EtymologyEdit

From Portuguese baniano, from Arabic بَنِيَان(baniyān), from Gujarati વાણિયો (vāṇiyo, merchant), from Sanskrit वाणिज (vāṇijá), from earlier वणिज् (vaṇíj, merchant, trader). The name appears to have been first bestowed popularly on a famous tree of this species growing near Bandar Abbas, under which the Bannians or Hindu traders settled at that port, had built a little pagoda.[1]

PronunciationEdit

  • (UK, US) IPA(key): /ˈbæn.jən/
  • (file)

NounEdit

banyan (plural banyans)

  1. An Indian trader, merchant, cashier, or money changer.
  2. A tropical Indian fig tree, Ficus benghalensis, that has many aerial roots.
    • 1914, Teresa Frances & William Rose Benét, The East I Know, translation of original by Paul Claudel, page 33:
      We climb and then descend; we pass by the great banyan which, like Atlas, settling himself powerfully on his contorted haunches, seems awaiting with knee and shoulder the burden of the sky.
  3. A type of loose gown worn in India.

SynonymsEdit

TranslationsEdit

See alsoEdit

ReferencesEdit
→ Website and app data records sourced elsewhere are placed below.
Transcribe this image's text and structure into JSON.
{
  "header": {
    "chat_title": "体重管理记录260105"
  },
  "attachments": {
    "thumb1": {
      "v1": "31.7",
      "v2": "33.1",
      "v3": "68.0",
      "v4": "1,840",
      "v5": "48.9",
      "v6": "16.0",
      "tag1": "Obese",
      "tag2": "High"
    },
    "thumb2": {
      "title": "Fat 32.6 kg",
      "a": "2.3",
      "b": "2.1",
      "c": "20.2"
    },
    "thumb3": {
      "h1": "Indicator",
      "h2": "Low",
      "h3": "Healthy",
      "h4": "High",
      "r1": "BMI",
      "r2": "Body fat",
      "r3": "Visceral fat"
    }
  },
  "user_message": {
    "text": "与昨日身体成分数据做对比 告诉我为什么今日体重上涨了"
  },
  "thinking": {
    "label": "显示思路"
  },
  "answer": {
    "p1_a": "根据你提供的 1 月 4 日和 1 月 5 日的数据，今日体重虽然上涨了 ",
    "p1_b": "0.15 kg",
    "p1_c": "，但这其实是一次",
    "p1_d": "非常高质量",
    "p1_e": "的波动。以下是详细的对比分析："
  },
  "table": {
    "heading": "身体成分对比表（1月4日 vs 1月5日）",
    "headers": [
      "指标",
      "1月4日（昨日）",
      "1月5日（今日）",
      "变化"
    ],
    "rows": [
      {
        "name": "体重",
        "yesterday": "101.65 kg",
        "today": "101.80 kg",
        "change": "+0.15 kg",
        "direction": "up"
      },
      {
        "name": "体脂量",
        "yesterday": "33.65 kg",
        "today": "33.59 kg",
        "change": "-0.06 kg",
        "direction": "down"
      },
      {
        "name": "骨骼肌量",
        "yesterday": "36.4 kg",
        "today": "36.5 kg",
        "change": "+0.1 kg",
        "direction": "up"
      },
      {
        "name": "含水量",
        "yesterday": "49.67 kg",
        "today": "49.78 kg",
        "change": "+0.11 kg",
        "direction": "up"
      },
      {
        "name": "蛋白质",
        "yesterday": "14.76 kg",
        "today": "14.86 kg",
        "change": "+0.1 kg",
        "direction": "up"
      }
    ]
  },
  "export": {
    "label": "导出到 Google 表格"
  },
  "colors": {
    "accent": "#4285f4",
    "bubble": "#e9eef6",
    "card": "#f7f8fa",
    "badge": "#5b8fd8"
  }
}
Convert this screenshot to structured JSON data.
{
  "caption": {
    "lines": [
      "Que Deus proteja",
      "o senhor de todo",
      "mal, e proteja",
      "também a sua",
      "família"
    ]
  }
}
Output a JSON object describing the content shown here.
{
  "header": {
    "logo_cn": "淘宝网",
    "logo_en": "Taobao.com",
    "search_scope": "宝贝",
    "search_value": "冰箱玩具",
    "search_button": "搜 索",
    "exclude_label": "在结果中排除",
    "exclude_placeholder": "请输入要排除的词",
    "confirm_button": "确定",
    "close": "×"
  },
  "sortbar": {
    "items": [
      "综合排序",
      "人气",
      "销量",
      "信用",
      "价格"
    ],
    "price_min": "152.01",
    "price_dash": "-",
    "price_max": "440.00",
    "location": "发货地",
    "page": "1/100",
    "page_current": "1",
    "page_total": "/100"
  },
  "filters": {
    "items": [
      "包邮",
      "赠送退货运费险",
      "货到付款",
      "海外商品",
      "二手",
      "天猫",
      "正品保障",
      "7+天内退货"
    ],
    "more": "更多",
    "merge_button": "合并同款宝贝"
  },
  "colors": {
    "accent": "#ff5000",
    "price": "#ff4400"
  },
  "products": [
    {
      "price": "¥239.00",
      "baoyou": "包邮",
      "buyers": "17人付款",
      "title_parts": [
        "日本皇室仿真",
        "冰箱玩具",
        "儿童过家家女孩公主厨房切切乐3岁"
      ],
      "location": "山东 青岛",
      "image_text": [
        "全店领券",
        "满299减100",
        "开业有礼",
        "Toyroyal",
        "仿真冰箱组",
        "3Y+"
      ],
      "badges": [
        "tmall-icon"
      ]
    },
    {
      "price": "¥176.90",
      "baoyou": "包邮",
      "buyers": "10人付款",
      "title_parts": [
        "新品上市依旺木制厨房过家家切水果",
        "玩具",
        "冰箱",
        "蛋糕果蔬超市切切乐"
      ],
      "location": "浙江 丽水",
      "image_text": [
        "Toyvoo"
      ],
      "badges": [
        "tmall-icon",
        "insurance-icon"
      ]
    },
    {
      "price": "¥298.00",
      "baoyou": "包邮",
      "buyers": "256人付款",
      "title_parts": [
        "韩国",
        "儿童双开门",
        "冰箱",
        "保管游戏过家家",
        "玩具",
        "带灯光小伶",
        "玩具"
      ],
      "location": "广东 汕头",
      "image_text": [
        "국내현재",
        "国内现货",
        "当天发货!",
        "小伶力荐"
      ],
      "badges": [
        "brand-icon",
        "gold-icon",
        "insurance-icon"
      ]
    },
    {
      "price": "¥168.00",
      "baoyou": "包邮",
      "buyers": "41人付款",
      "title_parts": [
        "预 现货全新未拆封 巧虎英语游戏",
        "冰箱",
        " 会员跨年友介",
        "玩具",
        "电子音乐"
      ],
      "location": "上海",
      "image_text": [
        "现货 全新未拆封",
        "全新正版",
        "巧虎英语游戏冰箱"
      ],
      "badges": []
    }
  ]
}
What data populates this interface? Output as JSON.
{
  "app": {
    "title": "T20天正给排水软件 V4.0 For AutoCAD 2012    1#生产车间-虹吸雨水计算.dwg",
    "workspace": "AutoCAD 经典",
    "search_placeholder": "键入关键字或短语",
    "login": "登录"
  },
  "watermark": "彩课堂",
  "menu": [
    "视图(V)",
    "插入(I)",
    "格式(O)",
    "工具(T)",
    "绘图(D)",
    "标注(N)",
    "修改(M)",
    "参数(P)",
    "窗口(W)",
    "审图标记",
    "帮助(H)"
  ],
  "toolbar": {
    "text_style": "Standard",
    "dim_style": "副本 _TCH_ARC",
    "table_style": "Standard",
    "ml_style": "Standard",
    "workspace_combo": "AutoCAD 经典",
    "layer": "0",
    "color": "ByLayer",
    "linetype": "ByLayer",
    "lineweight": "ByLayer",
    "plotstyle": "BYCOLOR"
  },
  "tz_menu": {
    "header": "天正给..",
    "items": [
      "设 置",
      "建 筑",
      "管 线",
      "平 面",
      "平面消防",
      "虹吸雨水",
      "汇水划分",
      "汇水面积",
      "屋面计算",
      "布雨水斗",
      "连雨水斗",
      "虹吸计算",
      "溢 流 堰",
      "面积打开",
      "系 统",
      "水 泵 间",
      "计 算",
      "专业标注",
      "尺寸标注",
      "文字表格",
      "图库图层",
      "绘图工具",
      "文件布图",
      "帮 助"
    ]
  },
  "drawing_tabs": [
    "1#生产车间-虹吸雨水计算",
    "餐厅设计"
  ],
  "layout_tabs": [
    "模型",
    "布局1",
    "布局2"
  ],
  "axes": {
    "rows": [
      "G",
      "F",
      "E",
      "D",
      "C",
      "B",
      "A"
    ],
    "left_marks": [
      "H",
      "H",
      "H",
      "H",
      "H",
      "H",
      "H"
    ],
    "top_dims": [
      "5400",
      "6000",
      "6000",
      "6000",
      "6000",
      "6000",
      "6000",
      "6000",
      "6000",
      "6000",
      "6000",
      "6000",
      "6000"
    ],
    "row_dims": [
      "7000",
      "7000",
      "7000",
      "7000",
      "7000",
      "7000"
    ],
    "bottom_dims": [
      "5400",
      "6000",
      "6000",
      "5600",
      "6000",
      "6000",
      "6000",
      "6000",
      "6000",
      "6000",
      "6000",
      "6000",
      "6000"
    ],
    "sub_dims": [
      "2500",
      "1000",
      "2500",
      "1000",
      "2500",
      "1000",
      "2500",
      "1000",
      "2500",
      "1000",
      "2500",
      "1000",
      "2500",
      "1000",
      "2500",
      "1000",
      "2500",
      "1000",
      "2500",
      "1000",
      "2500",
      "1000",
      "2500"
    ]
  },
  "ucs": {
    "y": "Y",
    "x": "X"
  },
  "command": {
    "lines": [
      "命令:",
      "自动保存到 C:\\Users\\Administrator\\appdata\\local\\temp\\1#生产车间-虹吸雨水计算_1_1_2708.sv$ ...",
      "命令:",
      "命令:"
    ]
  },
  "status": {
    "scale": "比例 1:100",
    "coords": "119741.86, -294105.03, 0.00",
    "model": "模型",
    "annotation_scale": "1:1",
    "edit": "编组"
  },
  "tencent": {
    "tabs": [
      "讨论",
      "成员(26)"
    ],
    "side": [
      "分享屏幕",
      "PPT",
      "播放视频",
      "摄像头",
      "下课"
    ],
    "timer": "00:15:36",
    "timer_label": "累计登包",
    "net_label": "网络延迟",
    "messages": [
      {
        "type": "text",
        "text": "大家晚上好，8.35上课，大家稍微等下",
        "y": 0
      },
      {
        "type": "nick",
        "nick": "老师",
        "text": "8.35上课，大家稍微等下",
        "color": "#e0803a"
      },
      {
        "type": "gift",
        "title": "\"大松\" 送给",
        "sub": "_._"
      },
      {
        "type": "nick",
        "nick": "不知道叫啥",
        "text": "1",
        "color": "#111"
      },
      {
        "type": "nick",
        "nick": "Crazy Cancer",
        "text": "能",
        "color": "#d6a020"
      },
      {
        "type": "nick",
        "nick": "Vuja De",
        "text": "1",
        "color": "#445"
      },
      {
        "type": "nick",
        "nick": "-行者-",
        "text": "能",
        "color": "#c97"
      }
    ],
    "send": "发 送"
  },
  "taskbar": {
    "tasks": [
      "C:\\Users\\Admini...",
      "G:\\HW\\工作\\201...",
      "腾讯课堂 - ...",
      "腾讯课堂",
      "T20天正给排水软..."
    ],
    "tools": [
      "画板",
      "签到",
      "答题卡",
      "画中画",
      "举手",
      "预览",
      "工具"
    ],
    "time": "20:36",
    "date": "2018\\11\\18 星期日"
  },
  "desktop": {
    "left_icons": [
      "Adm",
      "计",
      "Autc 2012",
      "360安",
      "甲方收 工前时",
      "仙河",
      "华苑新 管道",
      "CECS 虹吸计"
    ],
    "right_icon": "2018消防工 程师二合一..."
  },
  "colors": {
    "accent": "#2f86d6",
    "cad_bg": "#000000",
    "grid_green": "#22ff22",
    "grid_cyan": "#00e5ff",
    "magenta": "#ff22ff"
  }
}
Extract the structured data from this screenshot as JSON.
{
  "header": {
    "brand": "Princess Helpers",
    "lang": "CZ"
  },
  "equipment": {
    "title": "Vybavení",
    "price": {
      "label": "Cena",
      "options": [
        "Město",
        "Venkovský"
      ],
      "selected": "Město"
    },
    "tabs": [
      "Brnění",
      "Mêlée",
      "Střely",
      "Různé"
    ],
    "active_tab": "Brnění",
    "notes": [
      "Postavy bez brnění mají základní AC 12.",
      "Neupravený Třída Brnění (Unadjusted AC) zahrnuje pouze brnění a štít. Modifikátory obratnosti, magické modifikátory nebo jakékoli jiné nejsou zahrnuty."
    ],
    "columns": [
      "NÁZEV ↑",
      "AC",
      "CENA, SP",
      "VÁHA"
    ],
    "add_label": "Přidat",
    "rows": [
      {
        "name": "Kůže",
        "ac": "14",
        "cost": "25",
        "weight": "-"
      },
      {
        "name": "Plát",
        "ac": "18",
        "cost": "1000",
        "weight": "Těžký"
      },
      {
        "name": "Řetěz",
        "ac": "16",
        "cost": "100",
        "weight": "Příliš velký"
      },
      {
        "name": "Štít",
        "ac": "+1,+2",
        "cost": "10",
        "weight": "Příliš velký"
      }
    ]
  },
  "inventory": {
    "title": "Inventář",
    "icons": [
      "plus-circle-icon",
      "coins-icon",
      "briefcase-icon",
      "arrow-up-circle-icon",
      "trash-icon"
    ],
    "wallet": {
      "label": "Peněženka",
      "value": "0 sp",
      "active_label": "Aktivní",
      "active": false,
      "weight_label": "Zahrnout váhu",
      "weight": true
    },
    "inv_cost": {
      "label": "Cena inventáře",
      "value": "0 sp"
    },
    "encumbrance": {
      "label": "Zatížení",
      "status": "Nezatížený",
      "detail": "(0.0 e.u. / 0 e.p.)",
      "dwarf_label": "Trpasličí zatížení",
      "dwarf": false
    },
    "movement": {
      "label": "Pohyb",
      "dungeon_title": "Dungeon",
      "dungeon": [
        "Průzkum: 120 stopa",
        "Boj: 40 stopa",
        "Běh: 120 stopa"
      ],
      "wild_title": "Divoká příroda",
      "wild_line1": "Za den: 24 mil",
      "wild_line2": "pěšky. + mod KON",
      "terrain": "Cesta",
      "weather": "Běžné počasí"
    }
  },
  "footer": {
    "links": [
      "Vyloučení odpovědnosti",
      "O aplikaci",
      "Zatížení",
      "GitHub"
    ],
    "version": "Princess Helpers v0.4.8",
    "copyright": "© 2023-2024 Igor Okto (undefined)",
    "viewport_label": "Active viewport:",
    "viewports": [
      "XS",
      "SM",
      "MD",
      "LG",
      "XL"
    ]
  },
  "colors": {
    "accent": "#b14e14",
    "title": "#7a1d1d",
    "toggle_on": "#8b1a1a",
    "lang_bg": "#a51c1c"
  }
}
  1. ^ Yule, Henry, Sir. Hobson-Jobson (1903) A glossary of colloquial Anglo-Indian words and phrases, and of kindred terms, etymological, historical, geographical and discursive., London: J. Murray